Industry associations for broadcasters and streaming companies teamed up again urging to keep OTT players outside the regulatory ambit of the Telecom Regulatory Authority of India. Indian Broadcasting and Digital Foundation and Internet and Mobile Association of India wrote to the telecom regulator arguing that there is no need to bring OTT channels under the regulatory ambit of a “broadcasting system” and thus be under TRAI’s regulation. These comments came as submissions to the consultation process for National Broadcasting Policy that TRAI is currently in the process of drafting. 

Earlier this year, as Ministry of Information and Broadcasting sought industry comments during the drafting process of the Broadcasting bill, both associations had reiterated that “digital media” or OTT is dissimilar to linear television, thus it gets sufficient regulation under the Ministry of Electronics and IT as well as its own self regulatory mechanisms. Thus, it asked the MIB to keep digital media out of its regulatory purview. 

Similar requests are being made at present. In its comments to the TRAI, IBDF submitted, “Digital media is not part of the broadcasting ecosystem and therefore should not be covered under the proposed policy.” 

It went on to add that, “There is no evidence of market or regulatory failure that requires added policy emphasis. Moreover, there are several distinctions between broadcasting services and OCCPs and digital media, as they make differentiated offerings to consumers.”
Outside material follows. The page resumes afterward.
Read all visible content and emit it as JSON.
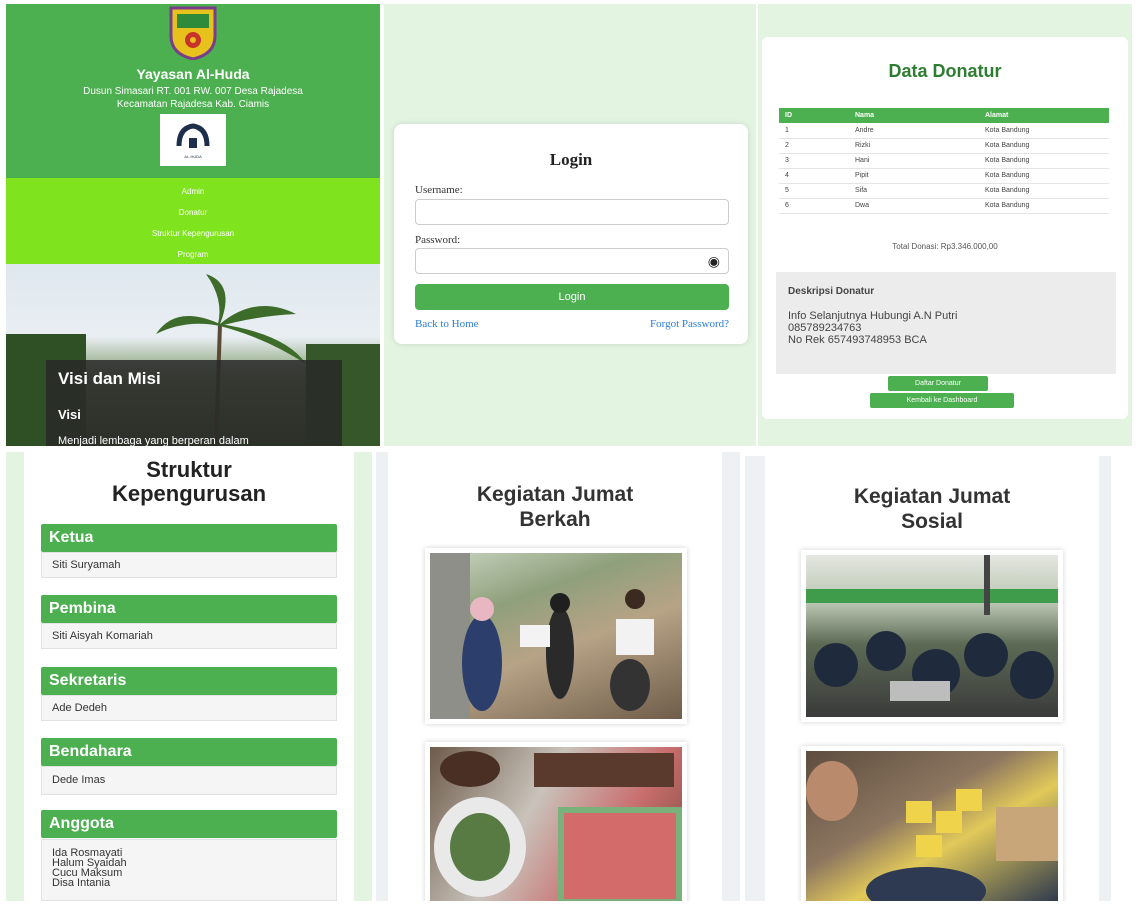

IAMAI further added, “In view of the self-sufficient existing mechanism to regulate Digital Media platforms, there is no requirement to bring them under the contours of “broadcasting system”. The robust self-regulatory mechanism governing OTT service providers and overseen by the MIB, has not only been effective, but also efficient in addressing and redressing grievances, ensuring optimal and reasonable compliance and creating an environment of voluntary superintendence. The benefits and advantages of self regulation are now well known and recorded not only in India but the world over.”

IAMAI also expressed concern over TRAI’s proposal to extend similar licensing and compliances to digital platforms as experienced by the broadcasting industry. However, they note that TRAI has noted no legal or economic rationale for the same. 

IBDF and IAMAI are industry associations representing two separate types of media entities. While IBDF represents traditional broadcasters, IAMAI represents global streaming brands like Netflix and Amazon. Over the years, their interests have started to converge as both entities compete in the growing industry of digital streaming.

The Ministry of Communications has been trying to bring digital companies under their ambit, through many laws and regulations. In the previous versions of the Telecom Bill, the Ministry had proposed bringing digital communications platforms under the ambit of the Ministry of Communications. The same is being done while drafting the New Broadcasting Policy for streaming companies as well.